Task to complete: In the entries below, count each line holding the word "username". Answer with the total alone.

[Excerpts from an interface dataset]
_____
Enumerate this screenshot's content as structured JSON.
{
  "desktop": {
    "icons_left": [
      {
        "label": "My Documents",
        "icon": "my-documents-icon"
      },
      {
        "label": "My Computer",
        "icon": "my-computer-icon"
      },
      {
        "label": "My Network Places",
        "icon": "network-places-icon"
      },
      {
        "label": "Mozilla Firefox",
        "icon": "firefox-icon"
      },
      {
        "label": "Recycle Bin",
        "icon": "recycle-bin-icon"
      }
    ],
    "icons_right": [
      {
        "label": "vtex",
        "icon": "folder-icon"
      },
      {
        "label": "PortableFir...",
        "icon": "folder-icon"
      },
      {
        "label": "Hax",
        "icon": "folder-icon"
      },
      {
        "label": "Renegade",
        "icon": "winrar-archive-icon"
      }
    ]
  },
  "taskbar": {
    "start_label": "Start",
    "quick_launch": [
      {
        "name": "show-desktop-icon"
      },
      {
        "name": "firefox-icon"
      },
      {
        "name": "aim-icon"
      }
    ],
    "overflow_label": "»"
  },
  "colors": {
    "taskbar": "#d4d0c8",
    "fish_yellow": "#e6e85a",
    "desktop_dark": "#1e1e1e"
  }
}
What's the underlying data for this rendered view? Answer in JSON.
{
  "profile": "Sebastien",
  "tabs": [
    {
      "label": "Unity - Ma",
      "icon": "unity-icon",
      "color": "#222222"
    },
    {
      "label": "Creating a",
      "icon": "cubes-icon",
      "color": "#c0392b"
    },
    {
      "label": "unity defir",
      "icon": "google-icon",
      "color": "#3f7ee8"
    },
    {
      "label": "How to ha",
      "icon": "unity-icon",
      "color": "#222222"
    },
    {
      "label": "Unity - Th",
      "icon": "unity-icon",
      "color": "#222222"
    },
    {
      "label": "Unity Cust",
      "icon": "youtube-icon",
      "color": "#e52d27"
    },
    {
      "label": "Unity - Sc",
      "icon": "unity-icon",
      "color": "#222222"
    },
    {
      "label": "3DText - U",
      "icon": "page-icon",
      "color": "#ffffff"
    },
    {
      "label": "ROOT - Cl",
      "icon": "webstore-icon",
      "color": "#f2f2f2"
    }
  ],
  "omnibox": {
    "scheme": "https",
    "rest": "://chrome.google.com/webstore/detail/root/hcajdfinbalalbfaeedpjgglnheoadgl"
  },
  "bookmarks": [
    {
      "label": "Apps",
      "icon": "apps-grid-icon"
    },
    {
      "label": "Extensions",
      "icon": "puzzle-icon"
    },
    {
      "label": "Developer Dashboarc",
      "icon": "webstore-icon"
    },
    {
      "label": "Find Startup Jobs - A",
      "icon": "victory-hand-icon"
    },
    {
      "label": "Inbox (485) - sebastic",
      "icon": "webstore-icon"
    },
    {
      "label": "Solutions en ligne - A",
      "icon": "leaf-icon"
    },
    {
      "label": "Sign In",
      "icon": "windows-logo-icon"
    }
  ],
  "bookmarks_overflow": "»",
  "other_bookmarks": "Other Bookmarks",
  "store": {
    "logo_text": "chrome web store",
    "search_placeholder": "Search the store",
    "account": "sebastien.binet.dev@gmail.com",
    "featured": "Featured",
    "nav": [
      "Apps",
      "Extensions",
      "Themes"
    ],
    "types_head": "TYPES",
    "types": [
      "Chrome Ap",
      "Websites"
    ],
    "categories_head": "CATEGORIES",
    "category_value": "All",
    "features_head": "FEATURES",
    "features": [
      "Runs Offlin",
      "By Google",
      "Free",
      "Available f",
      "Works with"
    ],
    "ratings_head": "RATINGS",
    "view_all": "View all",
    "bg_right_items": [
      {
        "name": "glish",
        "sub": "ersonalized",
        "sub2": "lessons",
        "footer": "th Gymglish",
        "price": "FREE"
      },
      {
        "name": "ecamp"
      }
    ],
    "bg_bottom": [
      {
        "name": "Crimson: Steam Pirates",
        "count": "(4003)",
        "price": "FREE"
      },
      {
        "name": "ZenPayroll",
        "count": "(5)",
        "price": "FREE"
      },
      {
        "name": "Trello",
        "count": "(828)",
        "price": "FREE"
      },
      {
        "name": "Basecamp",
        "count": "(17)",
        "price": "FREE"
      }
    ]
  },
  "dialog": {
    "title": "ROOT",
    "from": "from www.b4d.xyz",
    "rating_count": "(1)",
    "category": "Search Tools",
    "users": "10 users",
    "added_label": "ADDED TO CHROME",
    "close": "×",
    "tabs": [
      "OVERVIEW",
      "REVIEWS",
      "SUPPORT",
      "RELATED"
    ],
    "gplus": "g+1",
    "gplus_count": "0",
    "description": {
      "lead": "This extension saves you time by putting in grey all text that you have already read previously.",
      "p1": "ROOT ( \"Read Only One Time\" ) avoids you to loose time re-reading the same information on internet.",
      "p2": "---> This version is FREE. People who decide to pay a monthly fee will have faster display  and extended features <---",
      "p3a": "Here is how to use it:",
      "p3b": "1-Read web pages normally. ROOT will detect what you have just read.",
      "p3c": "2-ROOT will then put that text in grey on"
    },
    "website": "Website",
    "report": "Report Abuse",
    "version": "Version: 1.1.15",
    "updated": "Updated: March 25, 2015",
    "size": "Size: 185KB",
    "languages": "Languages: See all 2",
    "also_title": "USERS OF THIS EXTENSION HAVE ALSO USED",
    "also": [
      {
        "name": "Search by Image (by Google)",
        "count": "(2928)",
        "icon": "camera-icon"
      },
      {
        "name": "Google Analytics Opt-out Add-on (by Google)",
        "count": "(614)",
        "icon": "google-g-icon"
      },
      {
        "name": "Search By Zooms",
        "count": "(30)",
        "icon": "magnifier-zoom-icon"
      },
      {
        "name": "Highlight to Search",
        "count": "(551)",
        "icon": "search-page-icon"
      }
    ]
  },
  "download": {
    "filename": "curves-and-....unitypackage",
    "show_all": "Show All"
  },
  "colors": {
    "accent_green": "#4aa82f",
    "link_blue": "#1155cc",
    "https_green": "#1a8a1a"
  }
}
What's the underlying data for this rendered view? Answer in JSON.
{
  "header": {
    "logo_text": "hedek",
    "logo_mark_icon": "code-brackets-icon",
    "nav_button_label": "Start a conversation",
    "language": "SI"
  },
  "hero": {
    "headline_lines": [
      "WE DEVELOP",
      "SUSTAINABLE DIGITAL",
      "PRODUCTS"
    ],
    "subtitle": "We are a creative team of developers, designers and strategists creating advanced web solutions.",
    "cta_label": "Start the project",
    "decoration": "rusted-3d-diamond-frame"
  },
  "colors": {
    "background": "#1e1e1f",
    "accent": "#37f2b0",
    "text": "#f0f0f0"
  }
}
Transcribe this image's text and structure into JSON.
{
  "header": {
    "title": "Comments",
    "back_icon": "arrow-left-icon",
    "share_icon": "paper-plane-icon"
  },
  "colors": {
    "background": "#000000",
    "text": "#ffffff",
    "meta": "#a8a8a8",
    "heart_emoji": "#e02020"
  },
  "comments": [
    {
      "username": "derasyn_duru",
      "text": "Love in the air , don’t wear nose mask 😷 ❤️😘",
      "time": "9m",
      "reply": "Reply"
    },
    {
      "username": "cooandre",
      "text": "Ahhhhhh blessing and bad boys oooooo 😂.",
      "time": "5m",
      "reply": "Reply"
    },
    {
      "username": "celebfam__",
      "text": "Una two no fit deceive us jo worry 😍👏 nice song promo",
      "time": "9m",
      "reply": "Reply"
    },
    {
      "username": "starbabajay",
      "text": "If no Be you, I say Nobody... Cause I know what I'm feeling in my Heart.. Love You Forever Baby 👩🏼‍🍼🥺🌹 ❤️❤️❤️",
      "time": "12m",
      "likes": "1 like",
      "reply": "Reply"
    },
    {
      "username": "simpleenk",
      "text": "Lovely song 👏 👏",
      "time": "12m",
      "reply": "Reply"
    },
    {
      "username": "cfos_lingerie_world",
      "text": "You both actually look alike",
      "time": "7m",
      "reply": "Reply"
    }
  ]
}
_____
Problem solution: 6